The consequence is that more young people will not learn to drive and not own a car.
This means two thirds of the 4.5million unemployed from 2021 will not be mobile and able to find a new job outside of a five mile radius of their town or village, thus they will waste a lifetime on benefits.
It also means the bottom will drop out of the dirty second hand car market, as well as the tax payer-funded financial compensation package, that will compensate car manufacturers for thousands of their unsaleable new scrap cars that will be sent to the crusher from their large vehicle storage compounds.
Unless they pre-register them and sell them as second hand from 2030, thus making a mockery of the Prime Minister’s emissions climate change targets.

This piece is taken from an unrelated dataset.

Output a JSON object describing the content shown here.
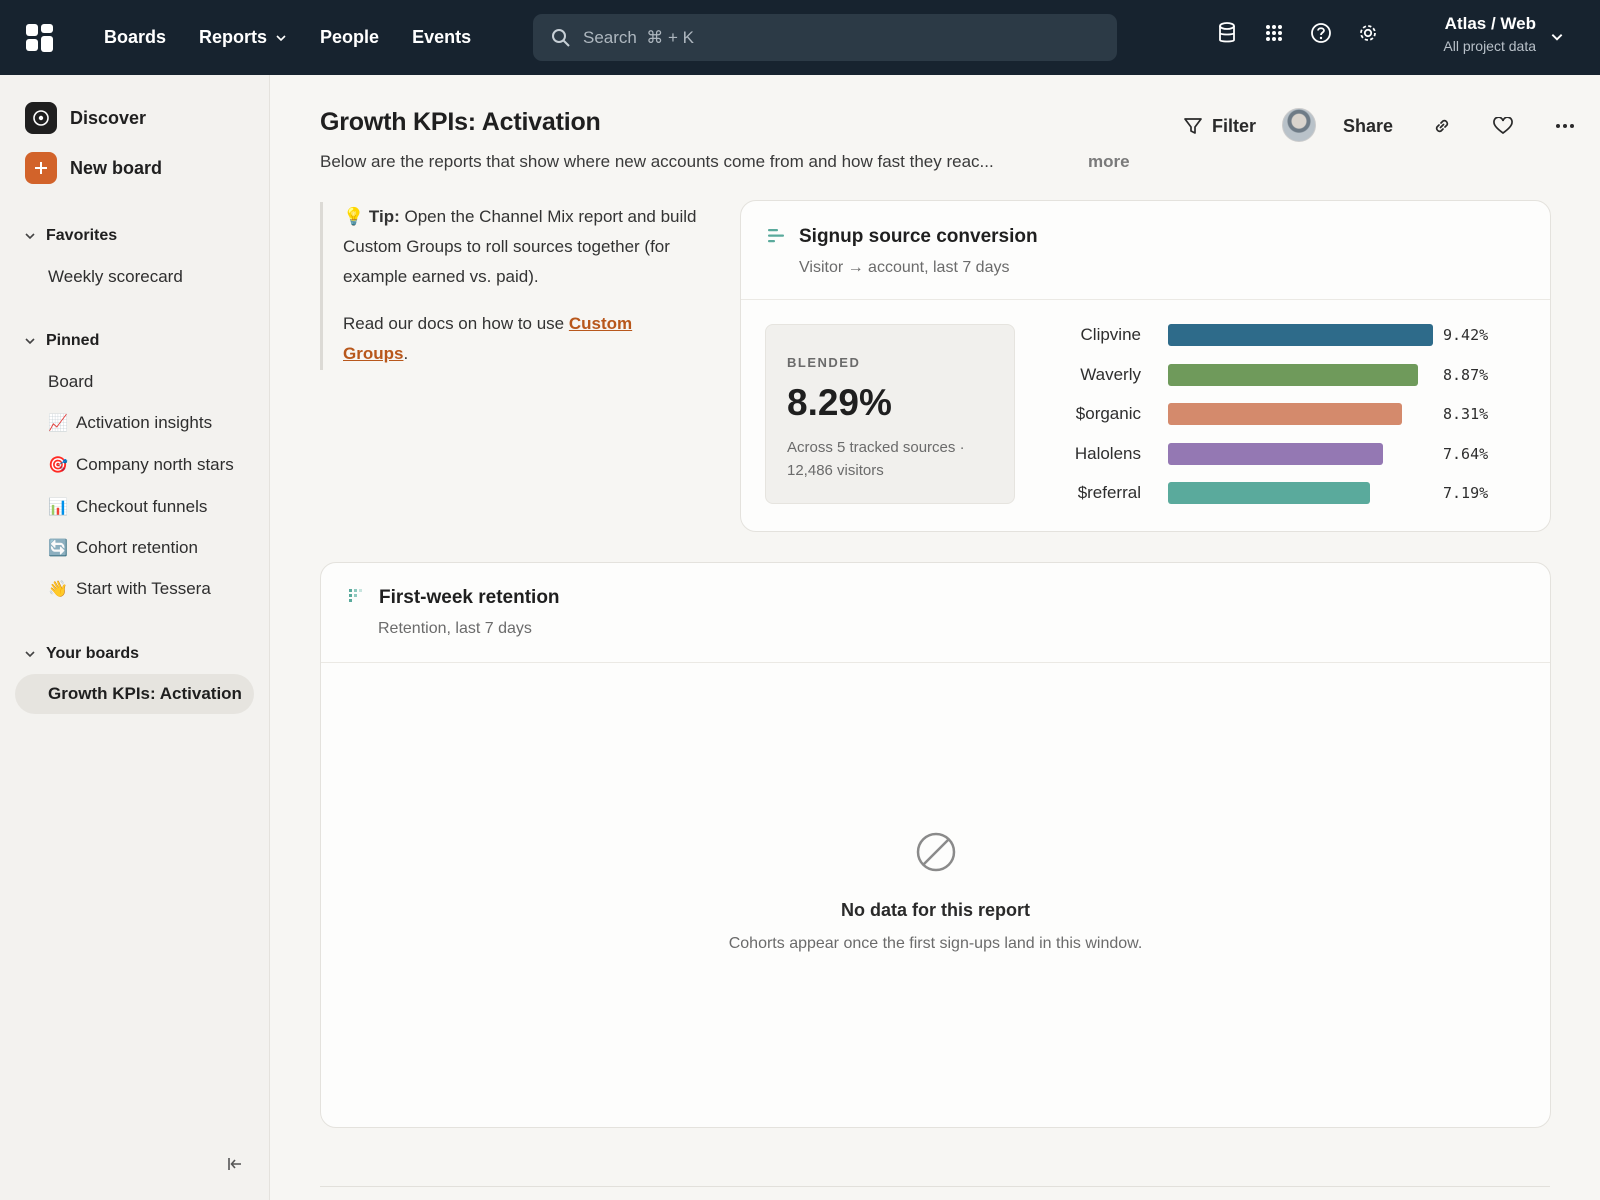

We need a new mass workers’ party
Relations at the top of the government have become so putrid and precarious that it only took the appointment of a new press secretary – Allegra Stratton – to trigger a chain of reactions leading to the exit of two of the closest staff to Prime Minister Boris Johnson.
Stratton had refused to work under the director of communications Lee Cain and a plan to mollify him by promoting him to the role of chief of staff fell apart.
It was widely reported that Johnson’s partner, Carrie Symonds, among others, had intervened against it.
Cain resigned, followed a few days later by the notorious senior advisor Dominic Cummings, derided and ridiculed across the country ever since his disregard for lockdown rules and subsequent ‘explanation’.
In part, the fault lines over Brexit were resurfacing in this latest bloodbath.
Cain was part of the 2016 EU Leave campaign which was headed by Cummings and Johnson.
Tensions have escalated during the final weeks of negotiations with the EU over the end of the transition period, and now Biden’s victory in the US has thrown an additional factor into that cauldron.
The party infighting has become more entrenched as different line-ups search in vain for a way out of the multiple and severe crises.
Myriad internal ‘factions’ exist: the Northern Research Group, Common Sense Group, One Nation Caucus, China Research Group, the Blue Barricade, among them.
The total dysfunction of the Tories underlines why the capitalist establishment has been so positive about the election of Starmer as Labour leader and his counter-revolution against Corbyn and Corbynism.
They need a political fall-back position that poses no threat to the capitalist economic interests.
But the only way to end the Tories wretched state is to hasten their end and get them out of office – an urgent task of the workers’ movement.
This needs to go along with laying the basis now for the building of a new mass workers’ party that can offer a socialist alternative to them all.